The last couple of days of Biodiversity By The Bay feature comic Daniel Fernandes and screenwriter Anu Menon
Earlier this month, it was announced that the controversial Metro car shed at Mumbai’s Aarey colony was being shifted to Kanjurmarg, a locality in the eastern part of the bustling city. If you’re wondering why this is crucial, the eco-sensitive zone has been in the news for the past few months, ever since the government ordered the felling of over 2,700 trees to make way for the Metro Rail. Ironically, just a few days prior to the car shed making headlines once again, Ministry of Mumbai’s Magic — a collective of Mumbaikars and organisations, such as climate non-profit Waatavaran — and entertainment company DeadAnt launched a three-week digital festival aimed at celebrating the city’s biodiversity through the arts.
Founded amidst the pandemic in August this year, the collective shot to fame for their efforts to protect the city’s flamingos and their shrinking habitats. Since then, they have also highlighted Mumbai’s disappearing green cover and rapid urbanisation. Their latest initiative is Biodiversity By The Bay, which concludes on October 25.

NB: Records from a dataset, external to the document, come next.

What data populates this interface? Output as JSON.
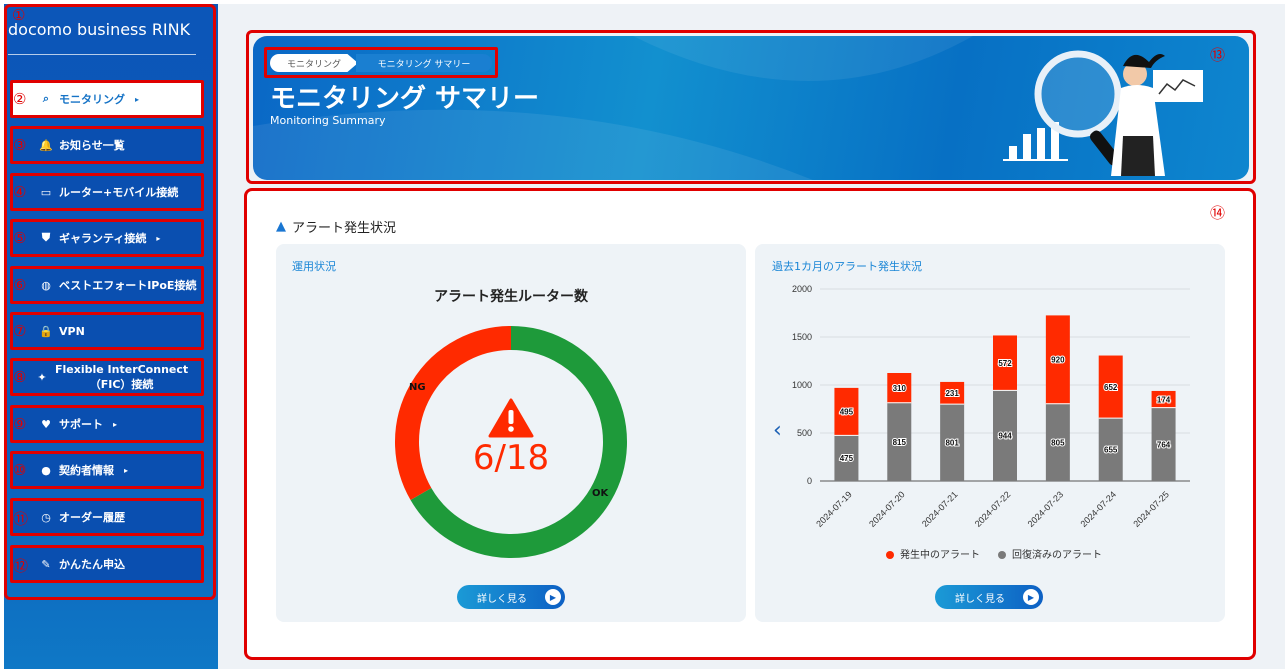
{
  "sidebar": {
    "logo": "docomo business RINK",
    "items": [
      {
        "num": "②",
        "label": "モニタリング",
        "icon": "monitor-search-icon",
        "arrow": "▸"
      },
      {
        "num": "③",
        "label": "お知らせ一覧",
        "icon": "bell-icon"
      },
      {
        "num": "④",
        "label": "ルーター+モバイル接続",
        "icon": "router-icon"
      },
      {
        "num": "⑤",
        "label": "ギャランティ接続",
        "icon": "shield-icon",
        "arrow": "▸"
      },
      {
        "num": "⑥",
        "label": "ベストエフォートIPoE接続",
        "icon": "globe-icon"
      },
      {
        "num": "⑦",
        "label": "VPN",
        "icon": "lock-icon"
      },
      {
        "num": "⑧",
        "label": "Flexible InterConnect",
        "label2": "（FIC）接続",
        "icon": "satellite-icon"
      },
      {
        "num": "⑨",
        "label": "サポート",
        "icon": "support-icon",
        "arrow": "▸"
      },
      {
        "num": "⑩",
        "label": "契約者情報",
        "icon": "user-icon",
        "arrow": "▸"
      },
      {
        "num": "⑪",
        "label": "オーダー履歴",
        "icon": "clock-icon"
      },
      {
        "num": "⑫",
        "label": "かんたん申込",
        "icon": "edit-icon"
      }
    ],
    "num1": "①"
  },
  "banner": {
    "breadcrumb1": "モニタリング",
    "breadcrumb2": "モニタリング サマリー",
    "title": "モニタリング サマリー",
    "subtitle": "Monitoring Summary",
    "num": "⑬"
  },
  "content": {
    "num": "⑭",
    "section_title": "アラート発生状況",
    "left_label": "運用状況",
    "donut_title": "アラート発生ルーター数",
    "donut_value": "6/18",
    "ng_label": "NG",
    "ok_label": "OK",
    "right_label": "過去1カ月のアラート発生状況",
    "detail_button": "詳しく見る",
    "legend_active": "発生中のアラート",
    "legend_recovered": "回復済みのアラート"
  },
  "colors": {
    "alert": "#ff2a00",
    "ok": "#1e9a3a",
    "recovered": "#7a7a7a",
    "accent": "#1a86d6"
  },
  "donut_data": {
    "ng": 6,
    "total": 18
  },
  "chart_data": {
    "type": "bar",
    "stacked": true,
    "categories": [
      "2024-07-19",
      "2024-07-20",
      "2024-07-21",
      "2024-07-22",
      "2024-07-23",
      "2024-07-24",
      "2024-07-25"
    ],
    "series": [
      {
        "name": "回復済みのアラート",
        "values": [
          475,
          815,
          801,
          944,
          805,
          655,
          764
        ],
        "color": "#7a7a7a"
      },
      {
        "name": "発生中のアラート",
        "values": [
          495,
          310,
          231,
          572,
          920,
          652,
          174
        ],
        "color": "#ff2a00"
      }
    ],
    "yticks": [
      0,
      500,
      1000,
      1500,
      2000
    ],
    "ylim": [
      0,
      2000
    ],
    "legend_position": "bottom"
  }
}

The final week, dedicated to comedy, included live sets by East India Comedy’s Kunal Rao, The Anti Social Network’s host José Covaco, and stand-up artist Prashasti Singh, among others. Tune in today for a performance by comic Daniel Fernandes, which will be followed by a session by director-screenwriter Anu Menon on Sunday. “Menon’s sketch will explore the things women should be wary of before agreeing to date a man, and how that conveniently relates to preserving our flamingo habitats,” says Sonali Bhasin, Senior Strategist at Purpose Climate Lab (PCL), a member of the Magic coalition.

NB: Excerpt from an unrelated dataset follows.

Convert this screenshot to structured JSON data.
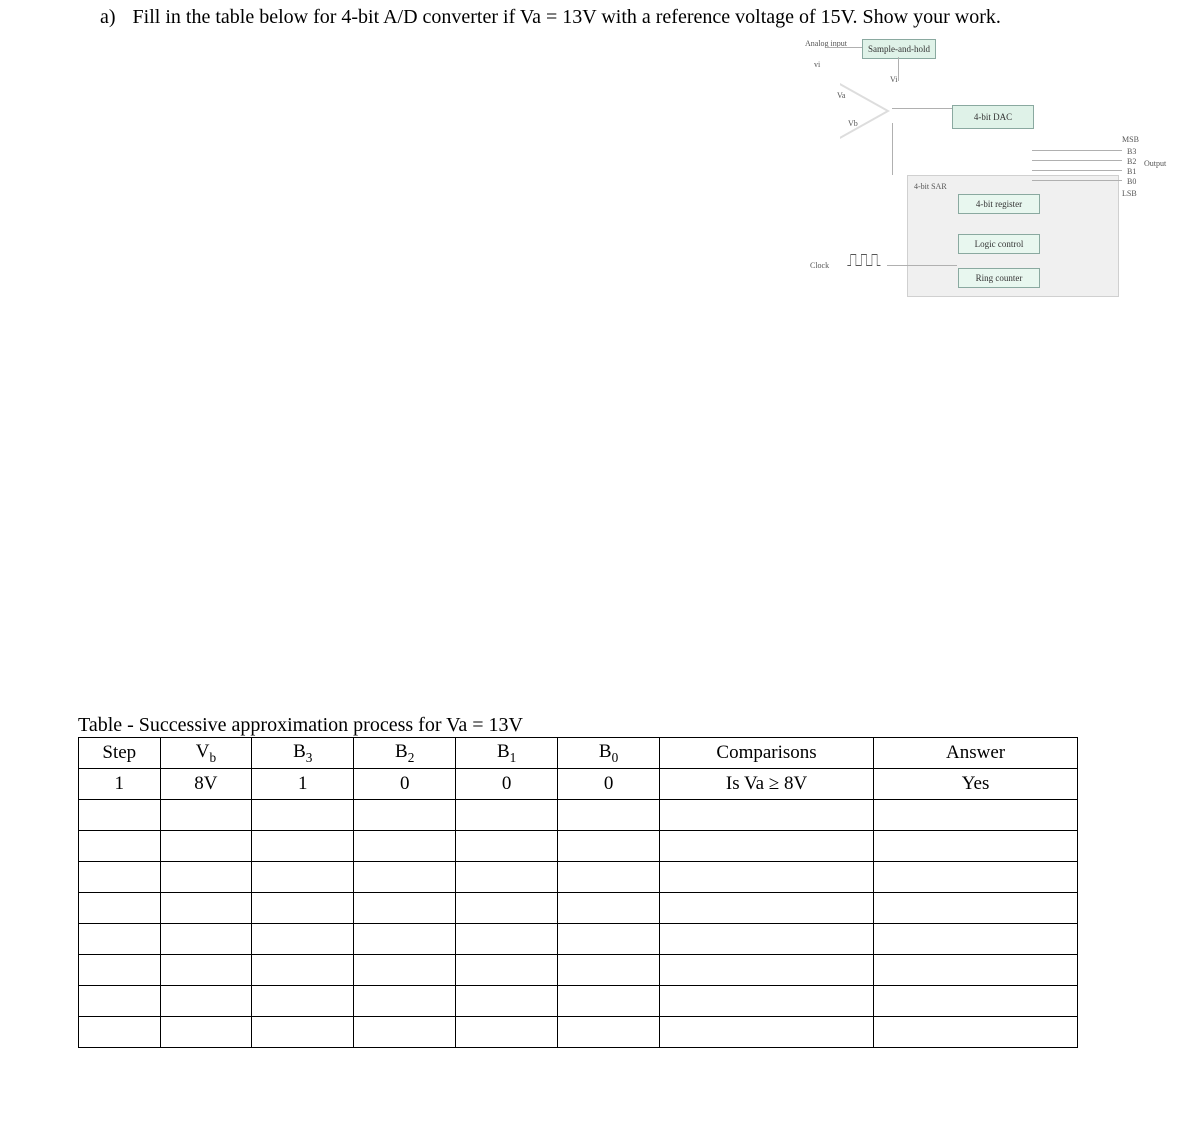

Looking back at week one
The themes explored so far have been both informative and immersive. The first week of Biodiversity By The Bay had brought together a host of artistic interventions, including artists Shilo Shiv Suleman and Pia Alize whose work raised awareness about the Aarey forest, Priyanka Paul’s piece on the Covid-hit Koli fishing community, and Vinu Joseph’s animated artwork exploring the relationship between a boy and a hermit crab.
Bhasin says the response has been phenomenal. “We’ve had over a million people engage with the festival. We have also seen an increase in the number of signatures for the petition [to Aditya Thackeray with five demands to protect Mumbai’s environment]. Everybody seems to have really embraced the fight for the flamingos.”

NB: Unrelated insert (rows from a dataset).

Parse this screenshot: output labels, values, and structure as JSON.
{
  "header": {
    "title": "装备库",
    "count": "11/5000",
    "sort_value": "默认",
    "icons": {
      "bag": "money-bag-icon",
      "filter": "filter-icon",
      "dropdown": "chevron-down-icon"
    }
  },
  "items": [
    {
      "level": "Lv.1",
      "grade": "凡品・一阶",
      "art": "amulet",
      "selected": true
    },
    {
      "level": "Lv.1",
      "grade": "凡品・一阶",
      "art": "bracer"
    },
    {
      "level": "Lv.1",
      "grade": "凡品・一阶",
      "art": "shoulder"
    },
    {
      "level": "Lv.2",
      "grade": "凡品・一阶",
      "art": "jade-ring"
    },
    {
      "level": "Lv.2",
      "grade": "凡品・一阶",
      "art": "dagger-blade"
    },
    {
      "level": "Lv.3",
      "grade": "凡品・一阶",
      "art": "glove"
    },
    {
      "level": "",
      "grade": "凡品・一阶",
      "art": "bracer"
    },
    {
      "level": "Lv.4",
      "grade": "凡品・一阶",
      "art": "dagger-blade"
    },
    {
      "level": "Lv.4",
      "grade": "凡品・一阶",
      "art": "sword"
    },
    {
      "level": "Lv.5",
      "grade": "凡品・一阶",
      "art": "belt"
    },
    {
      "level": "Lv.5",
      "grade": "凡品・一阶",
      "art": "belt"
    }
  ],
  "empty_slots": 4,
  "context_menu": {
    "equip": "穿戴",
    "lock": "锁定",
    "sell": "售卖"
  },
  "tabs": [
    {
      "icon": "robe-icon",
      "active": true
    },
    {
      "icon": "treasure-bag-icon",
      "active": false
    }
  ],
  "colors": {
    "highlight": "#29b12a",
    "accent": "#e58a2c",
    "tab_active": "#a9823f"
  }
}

Beyond the fest
But how do the organisers see the collective bringing about actual change in Mumbai’s ecosystem? Addressing on-ground conservation efforts, Arpita Bhagat, Campaign Manager at PCL, says several people have been involved in these initiatives over the years. “From those working with the Koli community to activists at the frontline of the Save Aarey movement, we are excited to bring new voices into the conversation,” she says, adding, “There are many youngsters in the city who are interested in these issues, but don’t have a starting point. Festivals like these will spark new entry points into the climate conversation, and provide people with direction.”
Stream the festival on @mumbaismagic on Instagram.